Among other things, the authors artfully demonstrate the real importance of the Cooper Union speech (which helped make Lincoln president), offer a startling revelation about the Declaration of Independence that connects Lincoln to Thomas Jefferson more closely than anyone previously realized, and show how the structure of the legal system played an even more important role in Lincoln's greatness than heretofore realized.
With the publication of Abraham Lincoln and the Structure of Reason, Lincoln immediately takes on a new importance that will open an entirely new avenue of scholarly study.
About the Authors: David Hirsch is an attorney in Des Moines, Iowa. He has a BS from Michigan State University and a JD, with distinction, from the University of Iowa College of Law. He clerked for an Iowa Supreme Court Justice from 1973-1974. Hirsch co-authored the technology column for the American Bar Association Journal for over a decade. The idea for this book came from a column he co-authored for the ABA Journal in 2007.
Dan Van Haften lives in Batavia, Illinois. He has BS, with high honor, and MS degrees in mathematics from Michigan State University, and a Ph.D. in electrical engineering from Stevens Institute of Technology. He began his career with ATandT Bell Laboratories in 1970, and retired from Alcatel-Lucent in 2007. His work involved software development and system testing on telecommunication systems.
act before me.” I drop the quotations merely to remark that all there ever was, in the way of precedent up to the Dred Scott decision, on the points therein decided, had been against that decision. But hear Gen. Jackson further— “If the opinion of the Supreme court covered the whole ground of this act, it ought not to control the co-ordinate authorities of this Government. The Congress, the executive and the court, must each for itself be guided by its own opinion of the Constitution. Each
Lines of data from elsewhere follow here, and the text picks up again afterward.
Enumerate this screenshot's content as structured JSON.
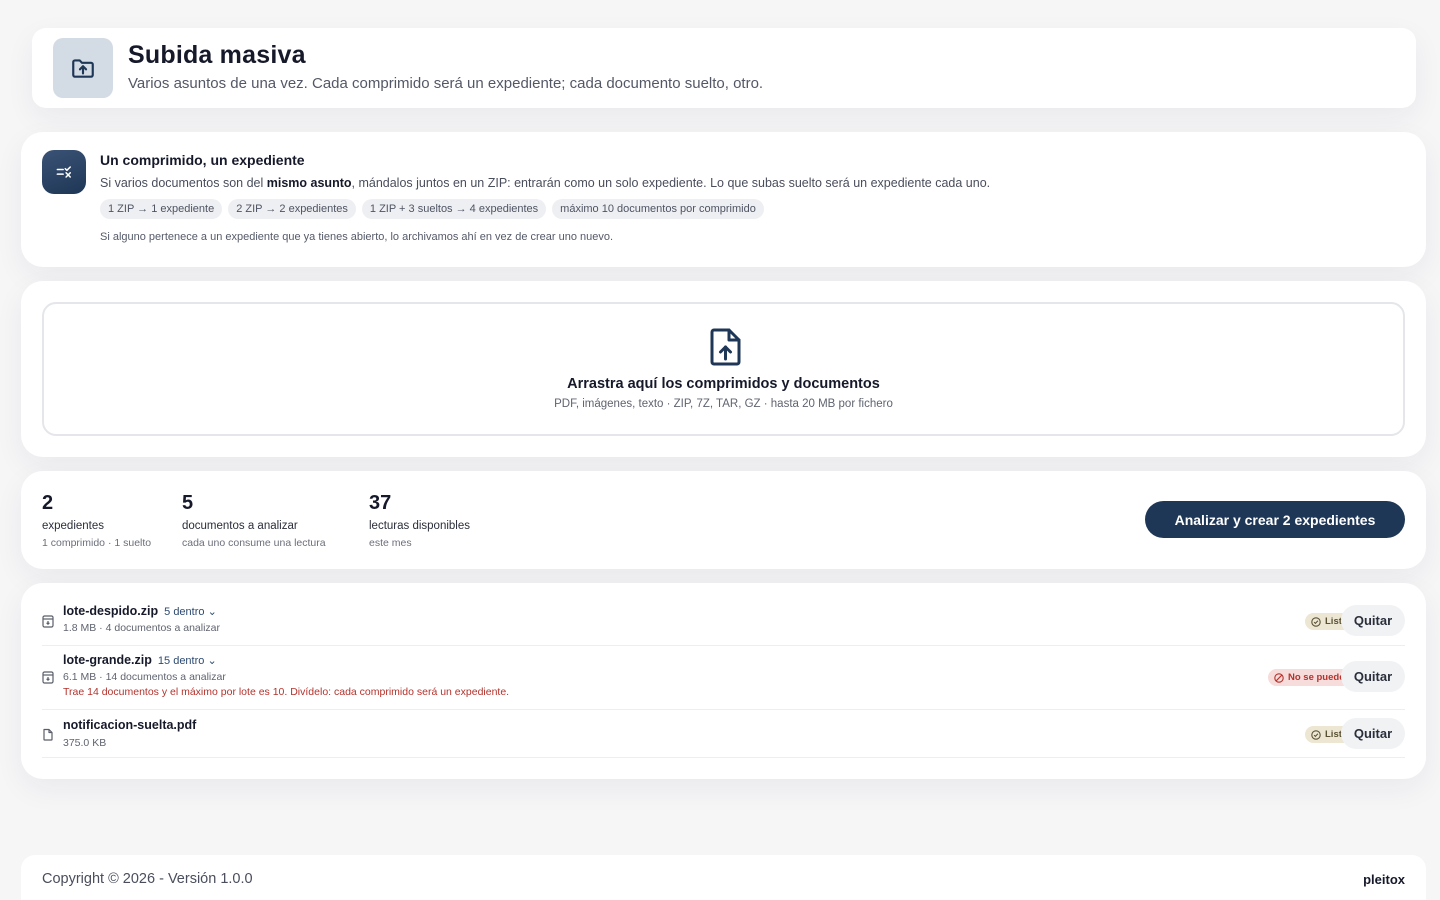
{
  "header": {
    "title": "Subida masiva",
    "subtitle": "Varios asuntos de una vez. Cada comprimido será un expediente; cada documento suelto, otro.",
    "icon": "folder-upload-icon"
  },
  "info": {
    "icon": "sort-check-icon",
    "title": "Un comprimido, un expediente",
    "desc_before": "Si varios documentos son del ",
    "desc_bold": "mismo asunto",
    "desc_after": ", mándalos juntos en un ZIP: entrarán como un solo expediente. Lo que subas suelto será un expediente cada uno.",
    "chips": [
      "1 ZIP → 1 expediente",
      "2 ZIP → 2 expedientes",
      "1 ZIP + 3 sueltos → 4 expedientes",
      "máximo 10 documentos por comprimido"
    ],
    "note": "Si alguno pertenece a un expediente que ya tienes abierto, lo archivamos ahí en vez de crear uno nuevo."
  },
  "dropzone": {
    "icon": "file-upload-icon",
    "title": "Arrastra aquí los comprimidos y documentos",
    "subtitle": "PDF, imágenes, texto · ZIP, 7Z, TAR, GZ · hasta 20 MB por fichero"
  },
  "stats": [
    {
      "value": "2",
      "label": "expedientes",
      "sub": "1 comprimido · 1 suelto"
    },
    {
      "value": "5",
      "label": "documentos a analizar",
      "sub": "cada uno consume una lectura"
    },
    {
      "value": "37",
      "label": "lecturas disponibles",
      "sub": "este mes"
    }
  ],
  "primary_button": "Analizar y crear 2 expedientes",
  "files": [
    {
      "name": "lote-despido.zip",
      "inside": "5 dentro",
      "meta": "1.8 MB · 4 documentos a analizar",
      "error": "",
      "status": "Listo",
      "status_type": "ok",
      "remove": "Quitar",
      "icon": "archive-icon"
    },
    {
      "name": "lote-grande.zip",
      "inside": "15 dentro",
      "meta": "6.1 MB · 14 documentos a analizar",
      "error": "Trae 14 documentos y el máximo por lote es 10. Divídelo: cada comprimido será un expediente.",
      "status": "No se puede",
      "status_type": "error",
      "remove": "Quitar",
      "icon": "archive-icon"
    },
    {
      "name": "notificacion-suelta.pdf",
      "inside": "",
      "meta": "375.0 KB",
      "error": "",
      "status": "Listo",
      "status_type": "ok",
      "remove": "Quitar",
      "icon": "document-icon"
    }
  ],
  "footer": {
    "copyright": "Copyright © 2026 - Versión 1.0.0",
    "brand": "pleitox"
  },
  "colors": {
    "primary": "#1f3756",
    "error": "#b3322c",
    "ok_badge": "#ece6d3",
    "error_badge": "#f6dcdb"
  }
}
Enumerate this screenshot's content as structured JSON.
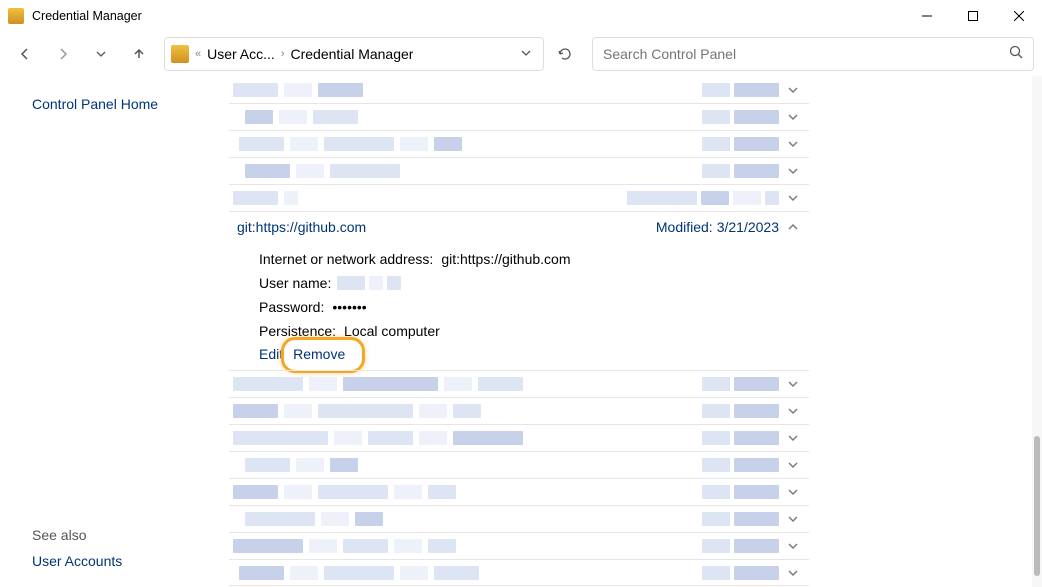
{
  "window": {
    "title": "Credential Manager"
  },
  "breadcrumb": {
    "part1": "User Acc...",
    "part2": "Credential Manager"
  },
  "search": {
    "placeholder": "Search Control Panel"
  },
  "sidebar": {
    "home": "Control Panel Home",
    "see_also": "See also",
    "user_accounts": "User Accounts"
  },
  "expanded": {
    "title": "git:https://github.com",
    "modified_label": "Modified:",
    "modified_date": "3/21/2023",
    "addr_label": "Internet or network address:",
    "addr_value": "git:https://github.com",
    "user_label": "User name:",
    "pass_label": "Password:",
    "pass_value": "•••••••",
    "persist_label": "Persistence:",
    "persist_value": "Local computer",
    "edit": "Edit",
    "remove": "Remove"
  }
}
the purchase of 6,487 volumes from Jefferson for $23,950. The acquisition of Jefferson’s library increased the breadth of the Library of Congress.79 Three books among the volumes transferred by Jefferson were Euclid’s Elements, The Philosophical and Mathematical Commentaries of Proclus on the First Book of Euclid’s Elements80 and Isaac Newton’s Principia.81 While in Congress, Lincoln was a regular visitor to the Library.82 Newspapers constituted a different sort of reading, but were also useful
cost of land, simply because the same product would be got from half, or from less than half the quantity of land. This proposition is self-evident, and can be made no plainer by repetitions or illustrations. The cost of land is a great item, even in new countries; and constantly grows greater and greater, in comparison with other items, as the country grows older. It also would spare a large proportion of the making and maintaining of inclosures—the same, whether these inclosures should be
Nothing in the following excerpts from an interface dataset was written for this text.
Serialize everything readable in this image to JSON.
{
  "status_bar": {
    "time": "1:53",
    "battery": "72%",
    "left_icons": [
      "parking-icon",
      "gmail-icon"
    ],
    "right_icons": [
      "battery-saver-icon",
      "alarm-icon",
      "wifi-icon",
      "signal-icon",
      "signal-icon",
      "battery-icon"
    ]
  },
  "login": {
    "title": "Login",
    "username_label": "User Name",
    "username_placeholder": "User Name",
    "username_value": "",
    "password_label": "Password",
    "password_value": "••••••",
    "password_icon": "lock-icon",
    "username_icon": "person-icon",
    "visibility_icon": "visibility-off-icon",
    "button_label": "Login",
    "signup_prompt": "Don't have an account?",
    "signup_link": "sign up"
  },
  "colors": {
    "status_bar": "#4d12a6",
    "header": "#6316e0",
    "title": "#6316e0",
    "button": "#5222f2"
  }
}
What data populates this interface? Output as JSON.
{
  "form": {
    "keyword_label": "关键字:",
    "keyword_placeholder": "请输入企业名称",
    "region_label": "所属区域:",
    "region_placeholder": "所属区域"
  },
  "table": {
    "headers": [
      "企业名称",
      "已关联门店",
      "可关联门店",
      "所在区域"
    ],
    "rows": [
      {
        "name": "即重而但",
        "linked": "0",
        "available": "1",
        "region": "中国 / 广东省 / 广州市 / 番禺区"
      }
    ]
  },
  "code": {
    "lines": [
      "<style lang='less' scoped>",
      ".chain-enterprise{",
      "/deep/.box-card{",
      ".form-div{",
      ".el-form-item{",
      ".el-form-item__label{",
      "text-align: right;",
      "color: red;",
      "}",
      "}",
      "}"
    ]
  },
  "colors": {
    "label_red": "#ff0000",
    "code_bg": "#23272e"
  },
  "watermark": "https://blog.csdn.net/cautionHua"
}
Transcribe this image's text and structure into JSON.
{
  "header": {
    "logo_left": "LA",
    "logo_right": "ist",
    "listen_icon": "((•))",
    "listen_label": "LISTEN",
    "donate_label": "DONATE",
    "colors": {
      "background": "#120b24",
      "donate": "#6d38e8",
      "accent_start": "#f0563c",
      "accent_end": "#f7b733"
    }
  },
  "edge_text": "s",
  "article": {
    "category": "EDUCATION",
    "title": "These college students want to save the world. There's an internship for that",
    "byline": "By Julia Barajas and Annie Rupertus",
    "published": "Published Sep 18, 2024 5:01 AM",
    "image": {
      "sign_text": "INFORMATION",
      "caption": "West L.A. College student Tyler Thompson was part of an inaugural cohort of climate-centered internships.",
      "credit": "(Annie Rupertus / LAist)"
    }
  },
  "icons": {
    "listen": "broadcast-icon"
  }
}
Territories are scarcely mentioned. Invasions and insurrections are the rage now. Will it satisfy them, if, in the future, we have nothing to do with invasions and insurrections? We know it will not. We so know, because we know we never had anything to do with invasions and insurrections; and yet this total abstaining does not exempt us from the charge and the denunciation. The question recurs, what will satisfy them? Simply this: We must not only let them alone, but we must, somehow, convince
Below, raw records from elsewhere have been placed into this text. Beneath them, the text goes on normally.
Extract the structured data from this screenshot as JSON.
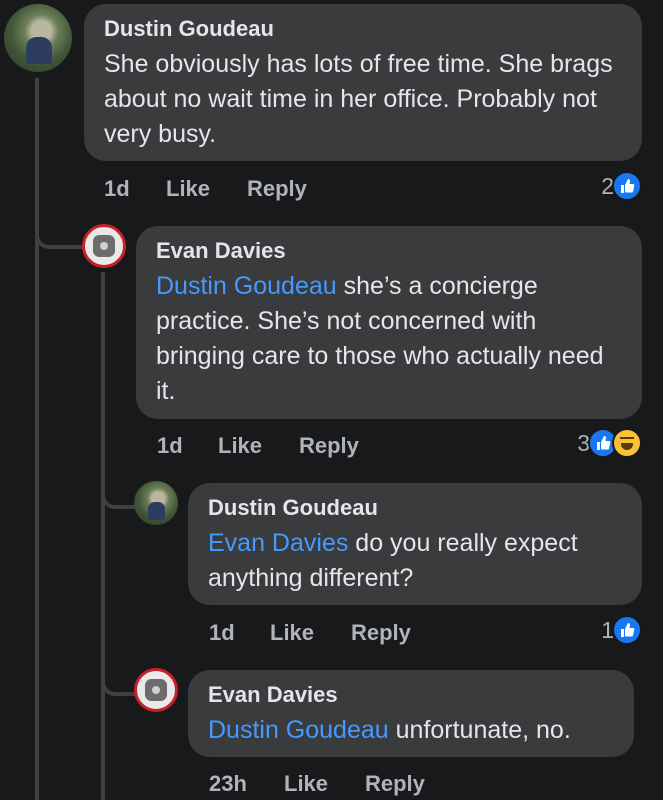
{
  "comments": [
    {
      "author": "Dustin Goudeau",
      "mention": "",
      "text": "She obviously has lots of free time. She brags about no wait time in her office. Probably not very busy.",
      "time": "1d",
      "like_label": "Like",
      "reply_label": "Reply",
      "reaction_count": "2",
      "reactions": [
        "like-icon"
      ]
    },
    {
      "author": "Evan Davies",
      "mention": "Dustin Goudeau",
      "text": " she’s a concierge practice. She’s not concerned with bringing care to those who actually need it.",
      "time": "1d",
      "like_label": "Like",
      "reply_label": "Reply",
      "reaction_count": "3",
      "reactions": [
        "like-icon",
        "haha-icon"
      ]
    },
    {
      "author": "Dustin Goudeau",
      "mention": "Evan Davies",
      "text": " do you really expect anything different?",
      "time": "1d",
      "like_label": "Like",
      "reply_label": "Reply",
      "reaction_count": "1",
      "reactions": [
        "like-icon"
      ]
    },
    {
      "author": "Evan Davies",
      "mention": "Dustin Goudeau",
      "text": " unfortunate, no.",
      "time": "23h",
      "like_label": "Like",
      "reply_label": "Reply",
      "reaction_count": "",
      "reactions": []
    }
  ],
  "colors": {
    "background": "#18191a",
    "bubble": "#3a3b3c",
    "mention": "#4599ff",
    "like": "#1877f2",
    "secondary_text": "#b0b3b8"
  }
}
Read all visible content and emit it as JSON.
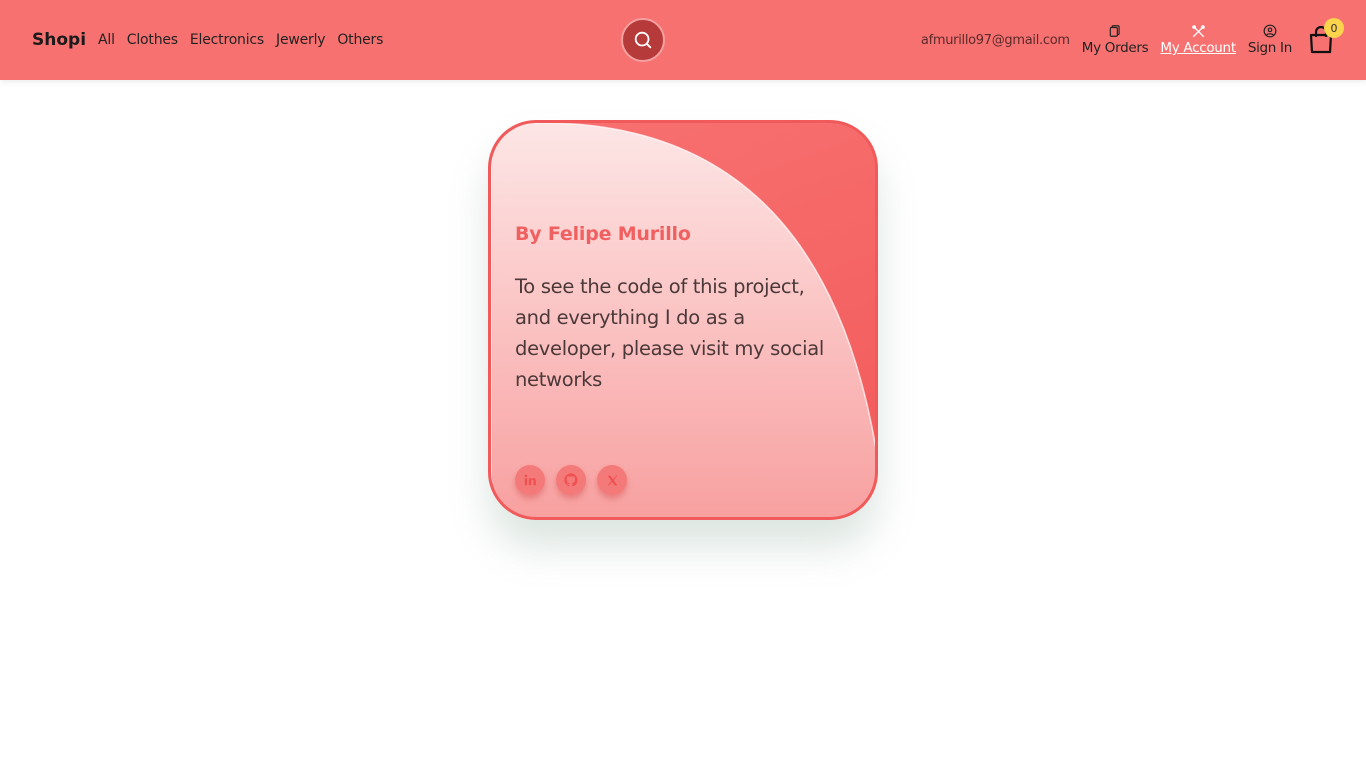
{
  "navbar": {
    "brand": "Shopi",
    "categories": [
      "All",
      "Clothes",
      "Electronics",
      "Jewerly",
      "Others"
    ],
    "email": "afmurillo97@gmail.com",
    "my_orders": "My Orders",
    "my_account": "My Account",
    "sign_in": "Sign In",
    "cart_count": "0"
  },
  "card": {
    "author": "By Felipe Murillo",
    "text": "To see the code of this project, and everything I do as a developer, please visit my social networks",
    "socials": [
      "linkedin-icon",
      "github-icon",
      "x-icon"
    ]
  },
  "colors": {
    "accent": "#f87171",
    "search_button": "#b73a3a",
    "badge": "#fcd34d"
  }
}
yet for dissolution, there only remains some imaginable compromise. I do not believe any compromise, embracing the maintenance of the Union, is now possible. All I learn, leads to a directly opposite belief. Element 4. Construction–“The construction adds what is lacking in the given for finding what is sought.” The strength of the rebellion, is its military—its army. That army dominates all the country, and all the people, within its range. Any offer of terms made by any man or men within